Sharon Bober, a clinical psychologist and director of the Dana-Farber Cancer Institute’s Sexual Health Program, who counsels many women who have had similar surgeries, said in an email that Jolie’s honesty is truly refreshing:

Wow!

One thing that strikes me is how times have changed – not that many years ago BRCA carriers would be worried about insurance being dropped, stigma, judgement, (“you are removing healthy breasts?? What are you crazy??”) and now this too is out of the closet.
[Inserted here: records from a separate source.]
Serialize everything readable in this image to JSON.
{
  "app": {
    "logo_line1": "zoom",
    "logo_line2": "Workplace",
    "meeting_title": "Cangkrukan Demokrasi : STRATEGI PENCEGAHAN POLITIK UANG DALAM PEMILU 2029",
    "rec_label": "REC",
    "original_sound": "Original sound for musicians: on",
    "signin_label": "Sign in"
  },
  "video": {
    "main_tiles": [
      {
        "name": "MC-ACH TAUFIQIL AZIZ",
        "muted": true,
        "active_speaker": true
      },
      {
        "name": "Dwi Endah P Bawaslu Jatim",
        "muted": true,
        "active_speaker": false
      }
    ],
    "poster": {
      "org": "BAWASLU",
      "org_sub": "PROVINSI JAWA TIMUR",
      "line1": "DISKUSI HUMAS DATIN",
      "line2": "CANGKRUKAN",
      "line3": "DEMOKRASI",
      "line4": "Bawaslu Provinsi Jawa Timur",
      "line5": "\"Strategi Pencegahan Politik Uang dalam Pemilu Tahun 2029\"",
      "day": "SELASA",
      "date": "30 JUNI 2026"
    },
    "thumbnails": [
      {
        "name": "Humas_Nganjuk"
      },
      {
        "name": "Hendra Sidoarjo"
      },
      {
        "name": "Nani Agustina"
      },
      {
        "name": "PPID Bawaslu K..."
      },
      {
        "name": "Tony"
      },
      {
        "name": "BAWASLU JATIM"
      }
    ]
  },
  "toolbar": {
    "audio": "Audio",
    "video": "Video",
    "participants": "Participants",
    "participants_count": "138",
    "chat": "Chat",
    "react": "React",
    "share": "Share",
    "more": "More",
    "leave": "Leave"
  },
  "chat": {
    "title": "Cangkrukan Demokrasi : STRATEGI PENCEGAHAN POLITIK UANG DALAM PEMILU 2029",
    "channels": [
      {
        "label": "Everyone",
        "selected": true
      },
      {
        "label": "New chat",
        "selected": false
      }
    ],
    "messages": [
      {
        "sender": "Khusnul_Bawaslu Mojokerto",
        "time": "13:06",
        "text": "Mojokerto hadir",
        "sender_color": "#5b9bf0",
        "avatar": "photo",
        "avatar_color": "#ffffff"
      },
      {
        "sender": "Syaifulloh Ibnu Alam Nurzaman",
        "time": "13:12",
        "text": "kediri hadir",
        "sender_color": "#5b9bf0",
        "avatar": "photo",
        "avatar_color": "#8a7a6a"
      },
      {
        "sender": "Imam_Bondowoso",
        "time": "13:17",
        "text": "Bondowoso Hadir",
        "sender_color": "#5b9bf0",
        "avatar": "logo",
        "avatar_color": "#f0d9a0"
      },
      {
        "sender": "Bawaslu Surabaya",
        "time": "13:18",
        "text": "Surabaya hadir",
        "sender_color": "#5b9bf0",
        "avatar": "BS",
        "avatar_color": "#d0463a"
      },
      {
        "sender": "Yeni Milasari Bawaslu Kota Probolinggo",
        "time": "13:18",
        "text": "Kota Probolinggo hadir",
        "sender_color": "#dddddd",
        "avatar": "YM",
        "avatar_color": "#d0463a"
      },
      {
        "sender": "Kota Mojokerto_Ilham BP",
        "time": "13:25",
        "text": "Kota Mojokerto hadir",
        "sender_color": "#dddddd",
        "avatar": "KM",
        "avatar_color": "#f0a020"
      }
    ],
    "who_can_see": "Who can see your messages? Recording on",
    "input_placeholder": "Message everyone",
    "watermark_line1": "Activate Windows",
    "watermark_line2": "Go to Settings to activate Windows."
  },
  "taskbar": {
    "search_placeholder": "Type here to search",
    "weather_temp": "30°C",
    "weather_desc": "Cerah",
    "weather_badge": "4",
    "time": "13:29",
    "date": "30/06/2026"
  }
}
Continue reading

Globe: Whopping $7M Settlement In Gender Bias Suit Against Hospital, Surgery Chief

Part of Beth Israel Deaconess Medical Center

Part of Beth Israel Deaconess Medical Center

The Boston Globe’s Liz Kowalczyk reports here:

In a striking settlement of a high-profile case, a Harvard doctor who said she endured years of sexist treatment at Beth Israel Deaconess Medical Center will collect $7 million — and will have the hospital’s pain clinic named in her ­honor.

Employment lawyers said the hospital’s settlement with Dr. Carol Warfield, its former chief of anesthesia, appears to be one of the largest for a gender discrimination case in Massachusetts. Ilene Sunshine, a lawyer who represents defendants in bias suits, said it seems “enormous,’’ though she pointed out that it is hard to compare because settlements usually remain confidential.

The agreement — in which the hospital and other defendants did not admit doing anything wrong — closes an embar­rassing stretch in the ­Harvard teaching hospital’s ­illustrious history.

Warfield, who became chief of anesthesia in 2000, said Dr. Josef Fischer, former surgery chief, discriminated against her because she is a woman, openly ignoring her in meetings and lobbying for her ­removal from her job. When she complained to Paul Levy, then chief executive, she ­alleged, both men retaliated against her and forced her out.

Readers, is this an anomaly or does it reflect significant cultural change? Surgeons have such a reputation as the arrogant cowboys of any hospital staff; is that truly changing? Does this suit send the message that it must? Read the full Globe story here.

Beds, Socks, Time-Outs: Such Simple Ways To Avoid Hospital Harm

Big hospitals can seem like impossibly complex organisms, but how simple some of these patient-safety improvements are! From Beth Israel Deaconess Medical Center:

BOSTON – Reducing preventable harm in hospitals often starts with small, low-tech steps: brushing the teeth of patients on ventilators; using low-rise beds and socks with safety treads on both sides; completing a surgical time out before mounting a blade on a scalpel.

Those small steps have yielded big results at Beth Israel Deaconess Medical Center – from a 90 percent reduction in ventilator-associated pneumonia since 2006, to progress in reducing patient falls with injury and in helping to avoid wrong site surgeries. They are some of the key lessons learned and implemented after the hospital declared the then “audacious goal” to eliminate preventable patient harm by 2012.

Those safety steps may seem obvious now, but of course, hindsight is always easy. Yes, “after the fact, it seems obvious,” said Dr. Kenneth Sands, the hospital’s senior vice president for health care quality, but “you need to have that ‘Aha’ moment.” Consider luggage, he said; he spent years lugging around bags because no one had thought to put wheels on them. “The good news is that some of these things are very simple and not technological,” he said, “but they are sometimes only obvious in retrospect.”

More from the hospital:

BIDMC has posted a video on its public website that chronicle three stories that represent how the issue is being addressed:

Preventing ventilator-associated pneumonia
Ventilator-associated pneumonia is a problem that can affect between 10 to 20 percent of intensive care patients who need assistance breathing. Bacteria can collect in the breathing tube and work its way into a patient’s lung and contracting VAP can double a patient’s risk of dying. Continue reading